Please use this identifier to cite or link to this item:
|Title:||The role of dystroglycan in PDGF-BB-dependent migration of activated hepatic stellate cells/myofibroblasts|
|Abstract:||Hepatic stellate cells are embedded in the loose connective tissue matrix within the space of Disse. This extracellular matrix contains several basement membrane components including laminin, but its composition changes during liver injury because of the production of extracellular matrix components found in scar tissue. These changes in extracellular matrix composition and in cell-extracellular matrix interactions may play a key role in hepatic stellate cell transdifferentiation. In this communication we used early passages of mouse hepatic stellate cells (activated HSC/ myofibroblasts) to study the platelet-derived growth factor BB (PDGF-BB)-dependent expression and regulation of β-dystroglycan and its role in activated HSC/myofibroblast migration. We used Northern and Western analysis to study dystroglycan expression and confocal microscopy to investigate changes in subcellular distribution of the protein. Activated HSC migration was investigated using an in vitro wound-healing assay. PDGF-BB induced significant changes in dystroglycan regulation and subcellular distribution of the protein. Whereas steady-state levels of dystroglycan mRNA remained constant, PDGF-BB increased dystroglycan transcription but shortened the t1/2 by 50%. Moreover, PDGF-BB changed dystroglycan and α5-integrin cellular distribution. Cell migration experiments revealed that PDGF-BB-dependent migration of activated HSC/myofibroblasts was completely blocked by neutralizing antibodies to fibronectin, α5-integrin, laminin, and β-dystroglycan. Overall, these findings suggest that both laminin and fibronectin and their receptors play a key role in PDGF-BB-induced activated HSC migration. © 2011 the American Physiological Society.|
|Appears in Collections:||Producción científica UdeG (prueba)|

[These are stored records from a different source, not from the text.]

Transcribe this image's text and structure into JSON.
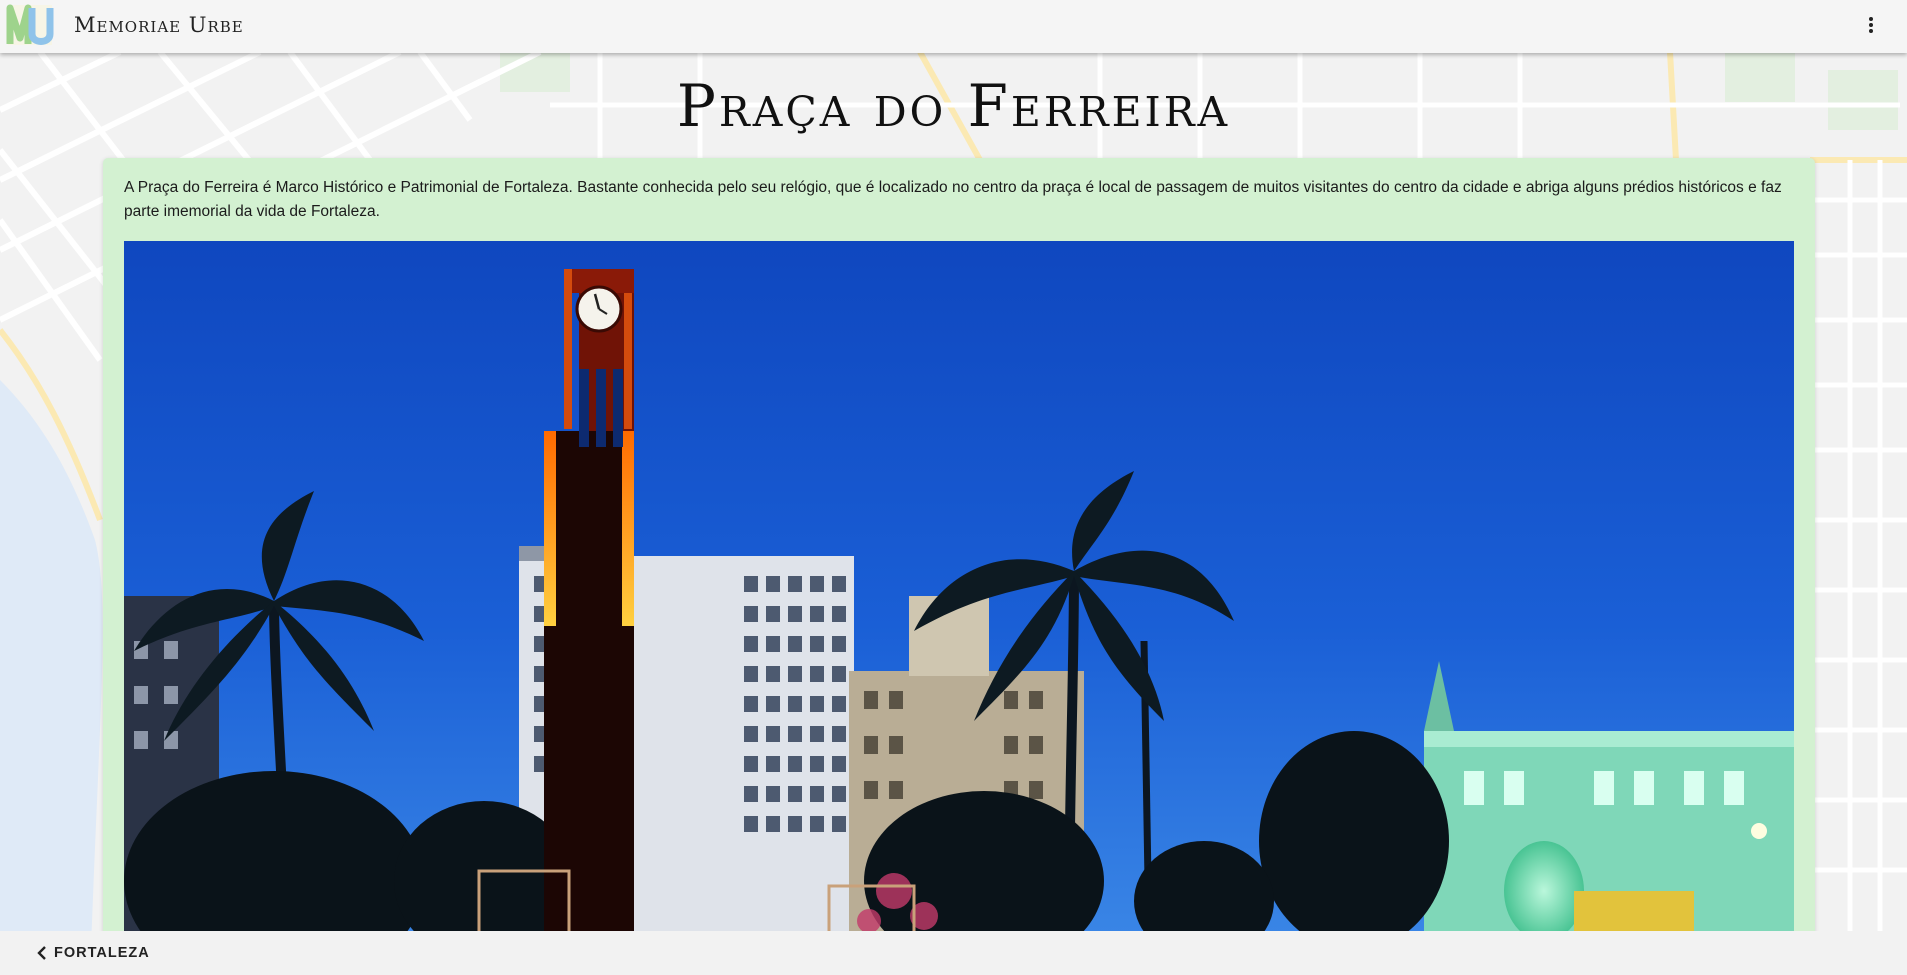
{
  "app": {
    "title": "Memoriae Urbe"
  },
  "page": {
    "title": "Praça do Ferreira",
    "description": "A Praça do Ferreira é Marco Histórico e Patrimonial de Fortaleza. Bastante conhecida pelo seu relógio, que é localizado no centro da praça é local de passagem de muitos visitantes do centro da cidade e abriga alguns prédios históricos e faz parte imemorial da vida de Fortaleza."
  },
  "navigation": {
    "back_label": "FORTALEZA"
  },
  "icons": {
    "logo": "memoriae-urbe-logo",
    "menu": "more-vert-icon",
    "back": "chevron-left-icon"
  },
  "colors": {
    "app_bar": "#f5f5f5",
    "card_background": "#d3f1d1",
    "sky": "#1556c8",
    "map_background": "#f3f3f3"
  }
}
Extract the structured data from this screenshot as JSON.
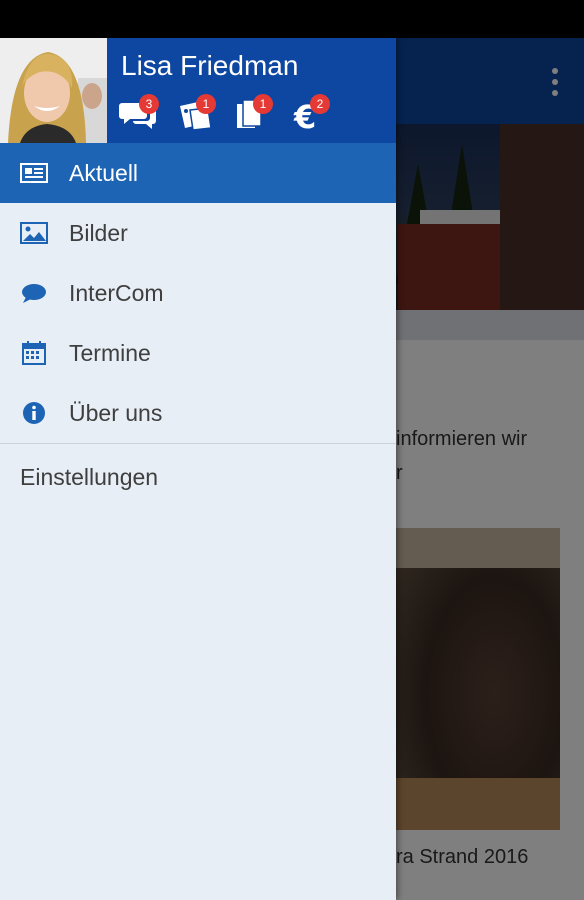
{
  "drawer": {
    "user_name": "Lisa Friedman",
    "badges": [
      {
        "icon": "chat-bubbles-icon",
        "count": "3"
      },
      {
        "icon": "tickets-icon",
        "count": "1"
      },
      {
        "icon": "documents-icon",
        "count": "1"
      },
      {
        "icon": "euro-icon",
        "count": "2"
      }
    ],
    "menu_items": [
      {
        "icon": "news-icon",
        "label": "Aktuell"
      },
      {
        "icon": "image-icon",
        "label": "Bilder"
      },
      {
        "icon": "chat-icon",
        "label": "InterCom"
      },
      {
        "icon": "calendar-icon",
        "label": "Termine"
      },
      {
        "icon": "info-icon",
        "label": "Über uns"
      }
    ],
    "settings_label": "Einstellungen"
  },
  "background": {
    "text_line_1": "informieren wir",
    "text_line_2": "r",
    "photo_caption": "ra Strand 2016"
  },
  "colors": {
    "primary": "#0d47a1",
    "active_item": "#1e64b4",
    "drawer_bg": "#e7eef6",
    "badge": "#e53935"
  }
}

Files in This Item:
There are no files associated with this item.
Items in RIUdeG are protected by copyright, with all rights reserved, unless otherwise indicated.